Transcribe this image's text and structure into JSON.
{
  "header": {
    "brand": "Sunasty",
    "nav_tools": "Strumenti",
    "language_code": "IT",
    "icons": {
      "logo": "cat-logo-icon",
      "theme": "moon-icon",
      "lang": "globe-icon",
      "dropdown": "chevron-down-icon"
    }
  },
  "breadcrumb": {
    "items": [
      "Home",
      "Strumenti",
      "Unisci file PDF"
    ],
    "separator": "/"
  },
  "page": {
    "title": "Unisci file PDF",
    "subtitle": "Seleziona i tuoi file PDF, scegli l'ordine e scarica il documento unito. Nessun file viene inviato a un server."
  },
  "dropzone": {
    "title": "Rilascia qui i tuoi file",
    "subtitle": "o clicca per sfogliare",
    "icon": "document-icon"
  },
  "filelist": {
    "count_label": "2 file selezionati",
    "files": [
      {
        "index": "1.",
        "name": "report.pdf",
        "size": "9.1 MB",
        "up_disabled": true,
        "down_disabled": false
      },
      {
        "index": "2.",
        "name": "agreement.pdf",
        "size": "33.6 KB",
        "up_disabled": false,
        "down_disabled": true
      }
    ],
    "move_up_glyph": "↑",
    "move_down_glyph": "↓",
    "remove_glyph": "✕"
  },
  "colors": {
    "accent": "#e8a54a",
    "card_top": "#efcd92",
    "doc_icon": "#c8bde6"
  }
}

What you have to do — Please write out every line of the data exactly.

Task result —
Transcribe this image's text and structure into JSON.
{
  "header": {
    "brand": "Sunasty",
    "nav_tools": "Strumenti",
    "language_code": "IT",
    "icons": {
      "logo": "cat-logo-icon",
      "theme": "moon-icon",
      "lang": "globe-icon",
      "dropdown": "chevron-down-icon"
    }
  },
  "breadcrumb": {
    "items": [
      "Home",
      "Strumenti",
      "Unisci file PDF"
    ],
    "separator": "/"
  },
  "page": {
    "title": "Unisci file PDF",
    "subtitle": "Seleziona i tuoi file PDF, scegli l'ordine e scarica il documento unito. Nessun file viene inviato a un server."
  },
  "dropzone": {
    "title": "Rilascia qui i tuoi file",
    "subtitle": "o clicca per sfogliare",
    "icon": "document-icon"
  },
  "filelist": {
    "count_label": "2 file selezionati",
    "files": [
      {
        "index": "1.",
        "name": "report.pdf",
        "size": "9.1 MB",
        "up_disabled": true,
        "down_disabled": false
      },
      {
        "index": "2.",
        "name": "agreement.pdf",
        "size": "33.6 KB",
        "up_disabled": false,
        "down_disabled": true
      }
    ],
    "move_up_glyph": "↑",
    "move_down_glyph": "↓",
    "remove_glyph": "✕"
  },
  "colors": {
    "accent": "#e8a54a",
    "card_top": "#efcd92",
    "doc_icon": "#c8bde6"
  }
}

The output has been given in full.